**The task**
Report how many lines of the listing below include the word "return". Give nothing but the number.

**Extracted data**
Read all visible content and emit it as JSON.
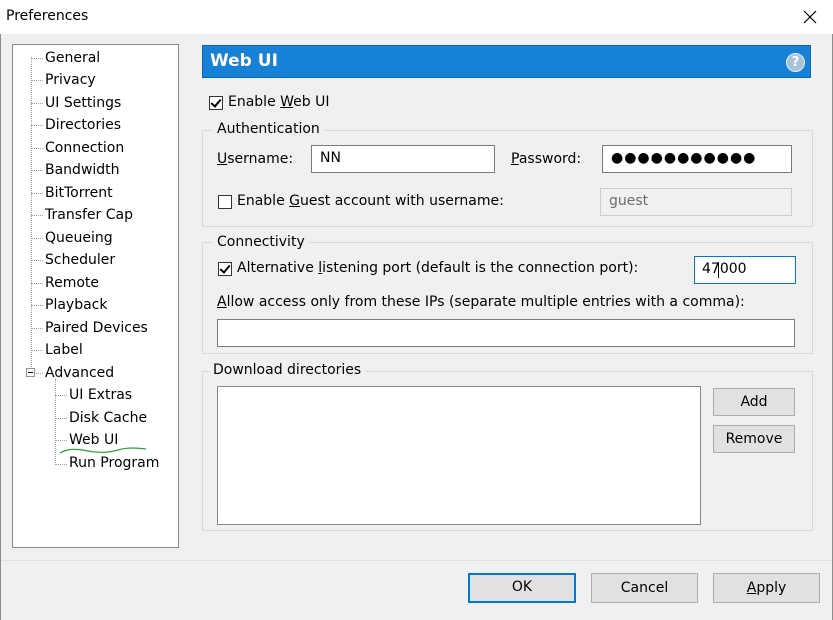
{
  "window": {
    "title": "Preferences"
  },
  "tree": {
    "items": [
      {
        "label": "General"
      },
      {
        "label": "Privacy"
      },
      {
        "label": "UI Settings"
      },
      {
        "label": "Directories"
      },
      {
        "label": "Connection"
      },
      {
        "label": "Bandwidth"
      },
      {
        "label": "BitTorrent"
      },
      {
        "label": "Transfer Cap"
      },
      {
        "label": "Queueing"
      },
      {
        "label": "Scheduler"
      },
      {
        "label": "Remote"
      },
      {
        "label": "Playback"
      },
      {
        "label": "Paired Devices"
      },
      {
        "label": "Label"
      },
      {
        "label": "Advanced"
      }
    ],
    "children": [
      {
        "label": "UI Extras"
      },
      {
        "label": "Disk Cache"
      },
      {
        "label": "Web UI"
      },
      {
        "label": "Run Program"
      }
    ],
    "selected": "Web UI"
  },
  "header": {
    "title": "Web UI",
    "help_glyph": "?"
  },
  "enable_webui": {
    "label_pre": "Enable ",
    "label_accel": "W",
    "label_post": "eb UI",
    "checked": true
  },
  "authentication": {
    "title": "Authentication",
    "username_label_accel": "U",
    "username_label_rest": "sername:",
    "username_value": "NN",
    "password_label_accel": "P",
    "password_label_rest": "assword:",
    "password_mask": "●●●●●●●●●●●",
    "guest_label_pre": "Enable ",
    "guest_label_accel": "G",
    "guest_label_post": "uest account with username:",
    "guest_checked": false,
    "guest_value": "guest"
  },
  "connectivity": {
    "title": "Connectivity",
    "alt_port_label_pre": "Alternative ",
    "alt_port_label_accel": "l",
    "alt_port_label_post": "istening port (default is the connection port):",
    "alt_port_checked": true,
    "port_value": "47000",
    "allow_label_accel": "A",
    "allow_label_rest": "llow access only from these IPs (separate multiple entries with a comma):",
    "allow_value": ""
  },
  "download_dirs": {
    "title": "Download directories",
    "add_label": "Add",
    "remove_label": "Remove"
  },
  "buttons": {
    "ok": "OK",
    "cancel": "Cancel",
    "apply_accel": "A",
    "apply_rest": "pply"
  },
  "colors": {
    "header_bg": "#1681d5",
    "default_button_border": "#0078d7",
    "annotation": "#2e9f3a"
  },
  "icons": {
    "close": "close-icon",
    "help": "help-icon",
    "expander": "collapse-icon"
  }
}
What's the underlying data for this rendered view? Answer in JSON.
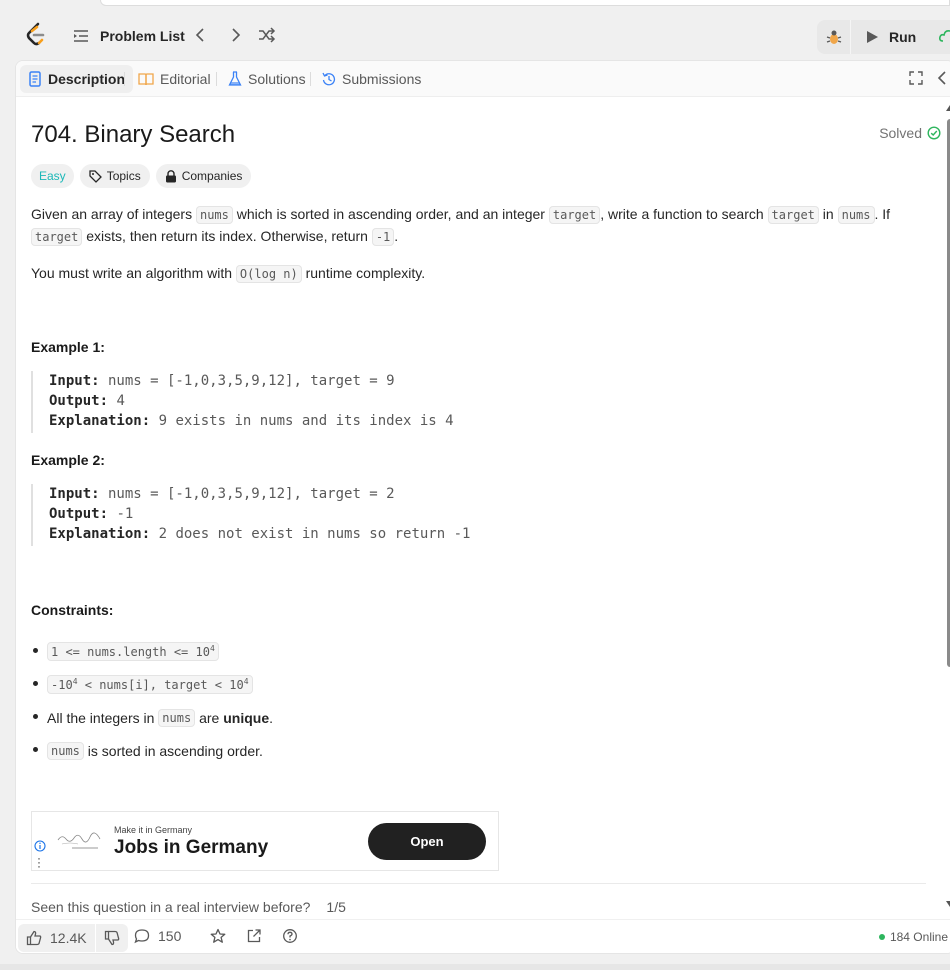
{
  "navbar": {
    "problem_list_label": "Problem List",
    "run_label": "Run"
  },
  "tabs": {
    "description": "Description",
    "editorial": "Editorial",
    "solutions": "Solutions",
    "submissions": "Submissions"
  },
  "problem": {
    "title": "704. Binary Search",
    "solved_label": "Solved",
    "difficulty": "Easy",
    "topics_label": "Topics",
    "companies_label": "Companies",
    "desc_1": "Given an array of integers ",
    "code_nums": "nums",
    "desc_2": " which is sorted in ascending order, and an integer ",
    "code_target": "target",
    "desc_3": ", write a function to search ",
    "desc_4": " in ",
    "desc_5": ". If ",
    "desc_6": " exists, then return its index. Otherwise, return ",
    "code_neg1": "-1",
    "desc_7": ".",
    "complexity_1": "You must write an algorithm with ",
    "complexity_code": "O(log n)",
    "complexity_2": " runtime complexity."
  },
  "examples": [
    {
      "heading": "Example 1:",
      "input_label": "Input:",
      "input": " nums = [-1,0,3,5,9,12], target = 9",
      "output_label": "Output:",
      "output": " 4",
      "explanation_label": "Explanation:",
      "explanation": " 9 exists in nums and its index is 4"
    },
    {
      "heading": "Example 2:",
      "input_label": "Input:",
      "input": " nums = [-1,0,3,5,9,12], target = 2",
      "output_label": "Output:",
      "output": " -1",
      "explanation_label": "Explanation:",
      "explanation": " 2 does not exist in nums so return -1"
    }
  ],
  "constraints": {
    "heading": "Constraints:",
    "c1_code": "1 <= nums.length <= 10",
    "c1_exp": "4",
    "c2_code_a": "-10",
    "c2_exp_a": "4",
    "c2_code_b": " < nums[i], target < 10",
    "c2_exp_b": "4",
    "c3_a": "All the integers in ",
    "c3_code": "nums",
    "c3_b": " are ",
    "c3_bold": "unique",
    "c3_c": ".",
    "c4_code": "nums",
    "c4_text": " is sorted in ascending order."
  },
  "ad": {
    "small_text": "Make it in Germany",
    "big_text": "Jobs in Germany",
    "open_label": "Open"
  },
  "seen": {
    "question": "Seen this question in a real interview before?",
    "counter": "1/5"
  },
  "footer": {
    "likes": "12.4K",
    "comments": "150",
    "online": "184 Online"
  },
  "colors": {
    "easy": "#1cb8b8",
    "solved": "#2db55d",
    "online_dot": "#2db55d",
    "run_bg": "#e8e8e8"
  }
}
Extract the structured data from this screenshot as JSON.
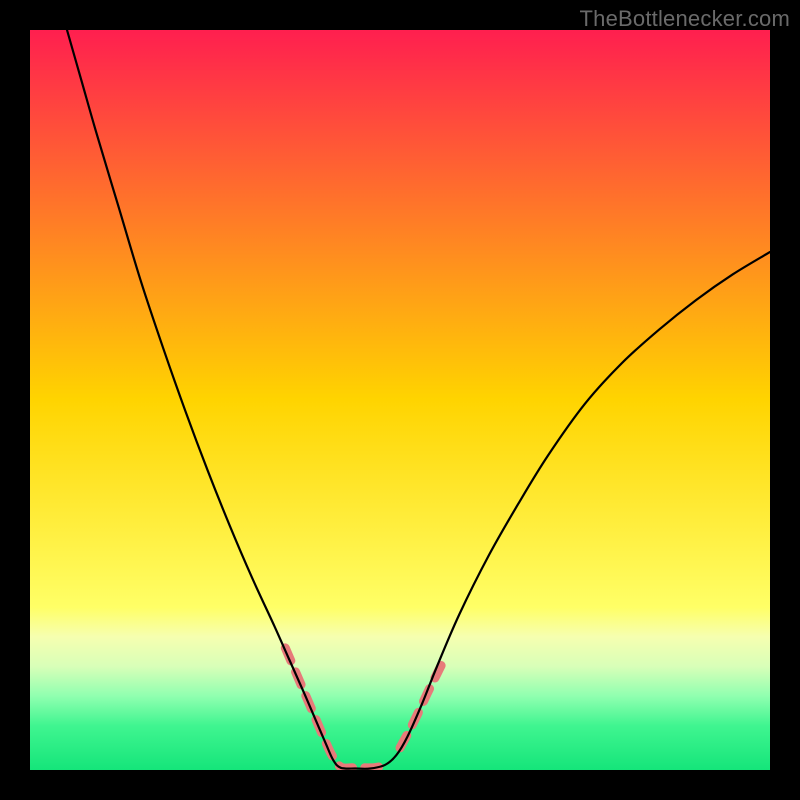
{
  "watermark": "TheBottlenecker.com",
  "chart_data": {
    "type": "line",
    "title": "",
    "xlabel": "",
    "ylabel": "",
    "xlim": [
      0,
      100
    ],
    "ylim": [
      0,
      100
    ],
    "background_gradient": {
      "stops": [
        {
          "offset": 0.0,
          "color": "#ff1f4f"
        },
        {
          "offset": 0.5,
          "color": "#ffd400"
        },
        {
          "offset": 0.78,
          "color": "#ffff66"
        },
        {
          "offset": 0.82,
          "color": "#f6ffb0"
        },
        {
          "offset": 0.86,
          "color": "#d8ffb8"
        },
        {
          "offset": 0.9,
          "color": "#90ffb0"
        },
        {
          "offset": 0.94,
          "color": "#40f590"
        },
        {
          "offset": 1.0,
          "color": "#15e57a"
        }
      ]
    },
    "series": [
      {
        "name": "left-curve",
        "stroke": "#000000",
        "width": 2.2,
        "points": [
          {
            "x": 5.0,
            "y": 100.0
          },
          {
            "x": 7.0,
            "y": 93.0
          },
          {
            "x": 9.0,
            "y": 86.0
          },
          {
            "x": 12.0,
            "y": 76.0
          },
          {
            "x": 15.0,
            "y": 66.0
          },
          {
            "x": 18.0,
            "y": 57.0
          },
          {
            "x": 21.0,
            "y": 48.5
          },
          {
            "x": 24.0,
            "y": 40.5
          },
          {
            "x": 27.0,
            "y": 33.0
          },
          {
            "x": 30.0,
            "y": 26.0
          },
          {
            "x": 33.0,
            "y": 19.5
          },
          {
            "x": 35.0,
            "y": 15.0
          },
          {
            "x": 37.0,
            "y": 10.5
          },
          {
            "x": 38.5,
            "y": 7.0
          },
          {
            "x": 40.0,
            "y": 3.5
          },
          {
            "x": 41.0,
            "y": 1.3
          },
          {
            "x": 42.0,
            "y": 0.3
          },
          {
            "x": 44.0,
            "y": 0.2
          },
          {
            "x": 46.0,
            "y": 0.2
          },
          {
            "x": 48.0,
            "y": 0.7
          },
          {
            "x": 49.5,
            "y": 2.0
          },
          {
            "x": 51.0,
            "y": 4.5
          },
          {
            "x": 53.0,
            "y": 9.0
          },
          {
            "x": 55.0,
            "y": 14.0
          },
          {
            "x": 58.0,
            "y": 21.0
          },
          {
            "x": 62.0,
            "y": 29.0
          },
          {
            "x": 66.0,
            "y": 36.0
          },
          {
            "x": 70.0,
            "y": 42.5
          },
          {
            "x": 75.0,
            "y": 49.5
          },
          {
            "x": 80.0,
            "y": 55.0
          },
          {
            "x": 85.0,
            "y": 59.5
          },
          {
            "x": 90.0,
            "y": 63.5
          },
          {
            "x": 95.0,
            "y": 67.0
          },
          {
            "x": 100.0,
            "y": 70.0
          }
        ]
      }
    ],
    "markers": [
      {
        "name": "left-dash-segment",
        "color": "#e77a7a",
        "width": 9,
        "points": [
          {
            "x": 34.5,
            "y": 16.5
          },
          {
            "x": 36.0,
            "y": 13.0
          },
          {
            "x": 37.2,
            "y": 10.2
          },
          {
            "x": 38.4,
            "y": 7.4
          },
          {
            "x": 39.6,
            "y": 4.6
          },
          {
            "x": 40.8,
            "y": 2.0
          },
          {
            "x": 42.0,
            "y": 0.4
          },
          {
            "x": 43.5,
            "y": 0.3
          },
          {
            "x": 45.0,
            "y": 0.3
          },
          {
            "x": 46.5,
            "y": 0.3
          },
          {
            "x": 47.5,
            "y": 0.5
          }
        ]
      },
      {
        "name": "right-dash-segment",
        "color": "#e77a7a",
        "width": 9,
        "points": [
          {
            "x": 50.0,
            "y": 3.0
          },
          {
            "x": 51.2,
            "y": 5.2
          },
          {
            "x": 52.4,
            "y": 7.6
          },
          {
            "x": 53.8,
            "y": 10.6
          },
          {
            "x": 55.0,
            "y": 13.0
          },
          {
            "x": 56.0,
            "y": 15.0
          }
        ]
      }
    ]
  }
}
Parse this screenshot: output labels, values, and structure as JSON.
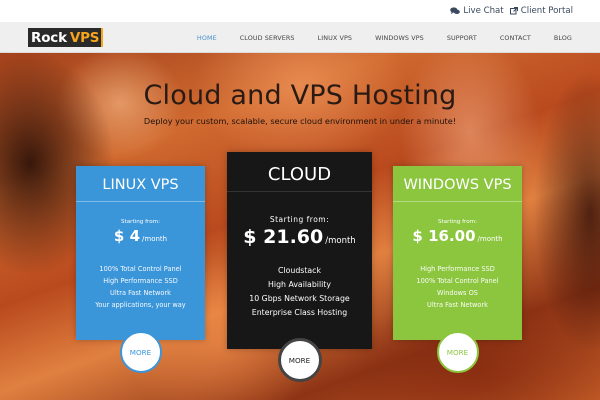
{
  "topbar": {
    "live_chat": "Live Chat",
    "client_portal": "Client Portal"
  },
  "logo": {
    "part1": "Rock",
    "part2": "VPS"
  },
  "nav": {
    "items": [
      {
        "label": "HOME",
        "active": true
      },
      {
        "label": "CLOUD SERVERS",
        "active": false
      },
      {
        "label": "LINUX VPS",
        "active": false
      },
      {
        "label": "WINDOWS VPS",
        "active": false
      },
      {
        "label": "SUPPORT",
        "active": false
      },
      {
        "label": "CONTACT",
        "active": false
      },
      {
        "label": "BLOG",
        "active": false
      }
    ]
  },
  "hero": {
    "title": "Cloud and VPS Hosting",
    "subtitle": "Deploy your custom, scalable, secure cloud environment in under a minute!"
  },
  "plans": [
    {
      "name": "LINUX VPS",
      "from": "Starting from:",
      "price": "$ 4",
      "period": "/month",
      "features": [
        "100% Total Control Panel",
        "High Performance SSD",
        "Ultra Fast Network",
        "Your applications, your way"
      ],
      "button": "MORE",
      "color": "#3a95d9"
    },
    {
      "name": "CLOUD",
      "from": "Starting from:",
      "price": "$ 21.60",
      "period": "/month",
      "features": [
        "Cloudstack",
        "High Availability",
        "10 Gbps Network Storage",
        "Enterprise Class Hosting"
      ],
      "button": "MORE",
      "color": "#171717"
    },
    {
      "name": "WINDOWS VPS",
      "from": "Starting from:",
      "price": "$ 16.00",
      "period": "/month",
      "features": [
        "High Performance SSD",
        "100% Total Control Panel",
        "Windows OS",
        "Ultra Fast Network"
      ],
      "button": "MORE",
      "color": "#8cc63f"
    }
  ],
  "colors": {
    "accent_blue": "#3a95d9",
    "accent_green": "#8cc63f",
    "logo_orange": "#f7a51c",
    "nav_active": "#4a90c8"
  },
  "icons": {
    "live_chat": "chat-bubbles-icon",
    "client_portal": "external-link-icon"
  }
}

**Finished task**
2